PROBLEM DETAILS: Could you print out every entry, character for character?

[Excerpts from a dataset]
__________

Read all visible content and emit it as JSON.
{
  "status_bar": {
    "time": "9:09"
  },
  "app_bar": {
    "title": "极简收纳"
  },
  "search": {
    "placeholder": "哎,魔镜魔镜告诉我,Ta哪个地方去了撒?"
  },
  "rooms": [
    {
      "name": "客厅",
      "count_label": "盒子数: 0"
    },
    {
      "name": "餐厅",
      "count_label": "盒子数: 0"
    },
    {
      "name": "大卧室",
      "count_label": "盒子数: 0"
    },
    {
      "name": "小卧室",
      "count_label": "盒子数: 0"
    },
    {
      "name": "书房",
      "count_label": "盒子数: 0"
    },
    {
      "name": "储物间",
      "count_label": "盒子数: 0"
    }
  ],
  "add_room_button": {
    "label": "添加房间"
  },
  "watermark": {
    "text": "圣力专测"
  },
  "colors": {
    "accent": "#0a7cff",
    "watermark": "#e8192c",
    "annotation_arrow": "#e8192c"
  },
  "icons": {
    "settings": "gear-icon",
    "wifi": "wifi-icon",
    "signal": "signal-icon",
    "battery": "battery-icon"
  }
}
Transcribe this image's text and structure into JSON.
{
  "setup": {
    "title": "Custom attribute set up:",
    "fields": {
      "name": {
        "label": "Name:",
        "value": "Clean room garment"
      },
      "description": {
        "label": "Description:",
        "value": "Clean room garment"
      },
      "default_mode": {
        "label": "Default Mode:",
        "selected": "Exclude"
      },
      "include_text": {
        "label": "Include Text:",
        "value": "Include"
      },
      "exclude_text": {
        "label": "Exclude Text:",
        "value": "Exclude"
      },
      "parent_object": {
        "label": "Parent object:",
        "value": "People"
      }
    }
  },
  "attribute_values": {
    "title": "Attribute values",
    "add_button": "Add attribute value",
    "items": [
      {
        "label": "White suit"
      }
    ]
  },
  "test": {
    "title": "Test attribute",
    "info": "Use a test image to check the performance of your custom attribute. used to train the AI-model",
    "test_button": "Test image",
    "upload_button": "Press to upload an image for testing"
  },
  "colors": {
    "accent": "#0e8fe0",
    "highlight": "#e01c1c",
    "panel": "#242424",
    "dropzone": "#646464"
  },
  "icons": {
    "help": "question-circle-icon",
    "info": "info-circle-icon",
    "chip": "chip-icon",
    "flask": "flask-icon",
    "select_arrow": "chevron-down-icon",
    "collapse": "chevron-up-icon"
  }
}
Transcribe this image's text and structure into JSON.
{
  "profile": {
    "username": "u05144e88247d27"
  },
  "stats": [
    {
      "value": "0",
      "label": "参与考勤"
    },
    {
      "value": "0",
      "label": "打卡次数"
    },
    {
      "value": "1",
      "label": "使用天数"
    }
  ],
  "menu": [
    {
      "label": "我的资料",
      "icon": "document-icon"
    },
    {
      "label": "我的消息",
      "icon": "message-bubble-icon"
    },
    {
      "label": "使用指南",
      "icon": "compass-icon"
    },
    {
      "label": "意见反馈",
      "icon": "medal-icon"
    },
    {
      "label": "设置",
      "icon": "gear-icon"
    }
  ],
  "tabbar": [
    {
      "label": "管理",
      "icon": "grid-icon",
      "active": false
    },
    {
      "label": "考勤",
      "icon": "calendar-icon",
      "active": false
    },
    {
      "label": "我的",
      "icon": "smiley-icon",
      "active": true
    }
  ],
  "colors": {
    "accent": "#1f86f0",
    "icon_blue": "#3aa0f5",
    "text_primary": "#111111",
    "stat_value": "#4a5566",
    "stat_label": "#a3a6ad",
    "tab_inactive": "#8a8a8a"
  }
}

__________

OUTPUT BELOW:
Read all visible content and emit it as JSON.
{
  "status_bar": {
    "time": "9:09"
  },
  "app_bar": {
    "title": "极简收纳"
  },
  "search": {
    "placeholder": "哎,魔镜魔镜告诉我,Ta哪个地方去了撒?"
  },
  "rooms": [
    {
      "name": "客厅",
      "count_label": "盒子数: 0"
    },
    {
      "name": "餐厅",
      "count_label": "盒子数: 0"
    },
    {
      "name": "大卧室",
      "count_label": "盒子数: 0"
    },
    {
      "name": "小卧室",
      "count_label": "盒子数: 0"
    },
    {
      "name": "书房",
      "count_label": "盒子数: 0"
    },
    {
      "name": "储物间",
      "count_label": "盒子数: 0"
    }
  ],
  "add_room_button": {
    "label": "添加房间"
  },
  "watermark": {
    "text": "圣力专测"
  },
  "colors": {
    "accent": "#0a7cff",
    "watermark": "#e8192c",
    "annotation_arrow": "#e8192c"
  },
  "icons": {
    "settings": "gear-icon",
    "wifi": "wifi-icon",
    "signal": "signal-icon",
    "battery": "battery-icon"
  }
}
Transcribe this image's text and structure into JSON.
{
  "setup": {
    "title": "Custom attribute set up:",
    "fields": {
      "name": {
        "label": "Name:",
        "value": "Clean room garment"
      },
      "description": {
        "label": "Description:",
        "value": "Clean room garment"
      },
      "default_mode": {
        "label": "Default Mode:",
        "selected": "Exclude"
      },
      "include_text": {
        "label": "Include Text:",
        "value": "Include"
      },
      "exclude_text": {
        "label": "Exclude Text:",
        "value": "Exclude"
      },
      "parent_object": {
        "label": "Parent object:",
        "value": "People"
      }
    }
  },
  "attribute_values": {
    "title": "Attribute values",
    "add_button": "Add attribute value",
    "items": [
      {
        "label": "White suit"
      }
    ]
  },
  "test": {
    "title": "Test attribute",
    "info": "Use a test image to check the performance of your custom attribute. used to train the AI-model",
    "test_button": "Test image",
    "upload_button": "Press to upload an image for testing"
  },
  "colors": {
    "accent": "#0e8fe0",
    "highlight": "#e01c1c",
    "panel": "#242424",
    "dropzone": "#646464"
  },
  "icons": {
    "help": "question-circle-icon",
    "info": "info-circle-icon",
    "chip": "chip-icon",
    "flask": "flask-icon",
    "select_arrow": "chevron-down-icon",
    "collapse": "chevron-up-icon"
  }
}
Transcribe this image's text and structure into JSON.
{
  "profile": {
    "username": "u05144e88247d27"
  },
  "stats": [
    {
      "value": "0",
      "label": "参与考勤"
    },
    {
      "value": "0",
      "label": "打卡次数"
    },
    {
      "value": "1",
      "label": "使用天数"
    }
  ],
  "menu": [
    {
      "label": "我的资料",
      "icon": "document-icon"
    },
    {
      "label": "我的消息",
      "icon": "message-bubble-icon"
    },
    {
      "label": "使用指南",
      "icon": "compass-icon"
    },
    {
      "label": "意见反馈",
      "icon": "medal-icon"
    },
    {
      "label": "设置",
      "icon": "gear-icon"
    }
  ],
  "tabbar": [
    {
      "label": "管理",
      "icon": "grid-icon",
      "active": false
    },
    {
      "label": "考勤",
      "icon": "calendar-icon",
      "active": false
    },
    {
      "label": "我的",
      "icon": "smiley-icon",
      "active": true
    }
  ],
  "colors": {
    "accent": "#1f86f0",
    "icon_blue": "#3aa0f5",
    "text_primary": "#111111",
    "stat_value": "#4a5566",
    "stat_label": "#a3a6ad",
    "tab_inactive": "#8a8a8a"
  }
}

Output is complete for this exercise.